Volume 2013 (2013), Article ID 878521, 12 pages
Research Article

Effect of Electroacupuncture on Rat Ischemic Brain Injury: Importance of Stimulation Duration

1Shanghai Research Center for Acupuncture and Meridians, Shanghai 201203, China
2Gongli Hospital, Pudong New District, Shanghai 200135, China
3Shanghai Medical College of Fudan University, Shanghai 200032, China
4The University of Texas Medical School at Houston, Houston, TX 77030, USA
5Yale University School of Medicine, New Haven, CT 06520, USA

Received 23 August 2012; Revised 10 November 2012; Accepted 13 December 2012

Academic Editor: Di Zhang

Copyright © 2013 Fei Zhou et al. This is an open access article distributed under the Creative Commons Attribution License, which permits unrestricted use, distribution, and reproduction in any medium, provided the original work is properly cited.

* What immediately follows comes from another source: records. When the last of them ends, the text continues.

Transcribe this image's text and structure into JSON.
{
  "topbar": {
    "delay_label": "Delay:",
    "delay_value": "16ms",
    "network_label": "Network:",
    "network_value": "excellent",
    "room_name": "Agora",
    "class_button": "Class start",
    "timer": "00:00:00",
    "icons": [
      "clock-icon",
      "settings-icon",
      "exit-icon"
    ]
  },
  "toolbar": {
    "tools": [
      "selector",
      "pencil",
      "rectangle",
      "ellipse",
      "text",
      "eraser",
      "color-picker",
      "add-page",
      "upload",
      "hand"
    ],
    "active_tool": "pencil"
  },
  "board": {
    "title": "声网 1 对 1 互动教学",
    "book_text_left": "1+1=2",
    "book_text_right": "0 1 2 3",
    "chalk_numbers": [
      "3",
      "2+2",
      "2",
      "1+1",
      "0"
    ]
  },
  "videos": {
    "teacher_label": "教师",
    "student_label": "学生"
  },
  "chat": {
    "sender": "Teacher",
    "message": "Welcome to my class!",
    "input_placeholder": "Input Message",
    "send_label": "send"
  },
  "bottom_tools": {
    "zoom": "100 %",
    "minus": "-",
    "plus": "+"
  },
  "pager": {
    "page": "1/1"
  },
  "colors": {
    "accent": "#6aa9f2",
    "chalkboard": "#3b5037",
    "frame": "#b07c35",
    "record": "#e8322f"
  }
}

We explored the optimal duration of electroacupuncture (EA) stimulation for protecting the brain against ischemic injury. The experiments were carried out in rats exposed to right middle cerebral artery occlusion (MCAO) for 60 min followed by 24-hr reperfusion. EA was delivered to “Shuigou” (Du 26) and “Baihui” (Du 20) acupoints with sparse-dense wave (5/20 Hz) at 1.0 mA for 5, 15, 30, and 45 min, respectively. The results showed that 30 min EA, starting at 5 minutes after the onset of MCAO (EA during MCAO) or 5 minutes after reperfusion (EA after MCAO), significantly reduced ischemic infarct volume, attenuated neurological deficits, and decreased death rate with a larger reduction of the ischemic infarction in the former group. Also in the group of EA during MCAO, this protective benefit was positively proportional to the increase in the period of stimulation, that is, increased protection in response to EA from 5- to 30-min stimulation. In all groups, EA induced a significant increase in cerebral blood flow and promoted blood flow recovery after reperfusion, and both blood flow volume and blood cell velocity returned to the preischemia level in a short period of time. Surprisingly, EA for 45 min did not show reduction in the neurological deficits or the infarct volume and instead demonstrated an increase in death rate in this group. Although EA for 45 min still increased the blood flow during MCAO, it led to a worsening of perfusion after reperfusion compared to the group subjected only to ischemia. The neuroprotection induced by an “optimal” period (30 min) of EA was completely blocked by Naltrindole, a δ-opioid receptor (DOR) antagonist (10 mg/kg, i.v.). These findings suggest that earlier EA stimulation leads to better outcomes, and that EA-induced neuroprotection against ischemia depends on an optimal EA-duration via multiple pathways including DOR signaling, while “over-length” stimulation exacerbates the ischemic injury.